In past Linux articles on AddictiveTips, I’ve talked about different apps that can display system information. However, we’ve never gone over how to display system stats in real-time on the Linux desktop. There are a few apps out there that can display real-time system stats on the Linux desktop. However, the best one for the job is Conky. Why? It’s highly customizable, easy to set up, and is supported on nearly every Linux distribution out there, from Ubuntu to hobby distros like Arch Linux. Note: Conky does not support the Wayland desktop protocol. If your desktop environment is using Wayland, log out of it and choose the X11 session instead, which is supported.
The Conky application must be installed on your Linux PC before continuing, as it is not loaded up on any mainstream Linux operating system by default. Thankfully, installation is quite simple and will only take a few terminal commands. To start the installation of Conky for your Linux PC, open up a terminal window by pressing Ctrl + Alt + T or Ctrl + Shift + T on the keyboard. Then, once the terminal window is open and ready to go, follow the instructions outlined below that correspond with the Linux operating system you currently use.
On Ubuntu, the Conky application can be installed with the following Apt command.
sudo apt install conky
If you’re using Debian, install the Conky app with the Apt-get command below.
sudo apt-get install conky
Arch Linux users can get the Conky application through the “Extra” software repository. Using the Pacman command below, install Conky.
sudo pacman -S conky
Fedora Linux has the Conky application in the primary software repositories, as it is an open-source program. To install this app on your Fedora PC, use the following Dnf command.

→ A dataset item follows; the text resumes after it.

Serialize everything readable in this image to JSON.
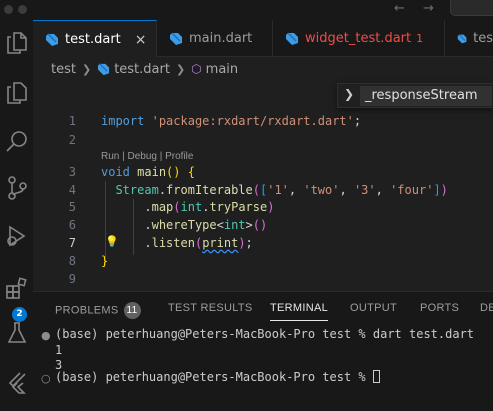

sudo dnf install conky
Need to get the Conky app installed and working on your OpenSUSE Linux PC? If so, use the Zypper command below.
sudo zypper install conky
The Conky application is open source and on GitHub. If you’re using a Linux operating system that is not as well supported as the distributions covered in this article but still want to use it, head over to the project’s page and learn how to compile it yourself. Alternatively, search the software sources on your Linux PC for “conky” and install it the way you’d typically install other apps.
After installing the Conky application, you must configure it so that it will display system data on the Linux desktop each time you log into your PC. To do this, open up a terminal window by pressing Ctrl + Alt + T or Ctrl + Shift + T on the keyboard. After that, use the commands below to create a new startup entry for Conky in the “autostart” folder.
mkdir -p touch ~/.config/autostart/Conky.desktop
Once you’ve made the new “Conky.desktop” file, open it up in the Nano text editor with the following command.
Paste the following code below into the Nano text editor. You can paste items into Nano with the Ctrl + Shift + V keyboard combination.
[Desktop Entry] Type=Application Exec=conky NoDisplay=false Hidden=false Name[en_US]=Conky Comment[en_US]=Conky displays any kind of information on your desktop. When you’ve pasted the code into the Nano text editor, save the edits by pressing the Ctrl + O keyboard combination. Then, exit the Nano text editor with the Ctrl + X keyboard combination. Now that the Conky startup entry has been created and moved to the “autostart” directory, you must update the permissions of the startup entry, or it will not launch correctly at startup. To update the permissions of the startup entry, open up a terminal window, and use the CD command to move the session into the autostart directory.
Inside of the “autostart” directory, run the chmod command on the “Conky.desktop” file to change its permissions so that it is executable.
chmod +x Conky.desktop
With the permissions updated, log out of your Linux PC and log back in. As soon as you are logged back in, the Conky application will begin displaying your system stats right on the screen. Don’t want to log out? You can instantly start Conky without logging out of your desktop session by pressing Alt + F2 and writing the command below into the quick launcher box.
The default look for Conky is functional, but not pretty. If you’re not a fan of the default look, you’ll be happy to know that there are different themes available for Conky online. Head over to Gnome-look.org to browse available Conky themes to install them on your PC. Be sure to also check out Deviantart, as they have some beautiful Conky themes available too.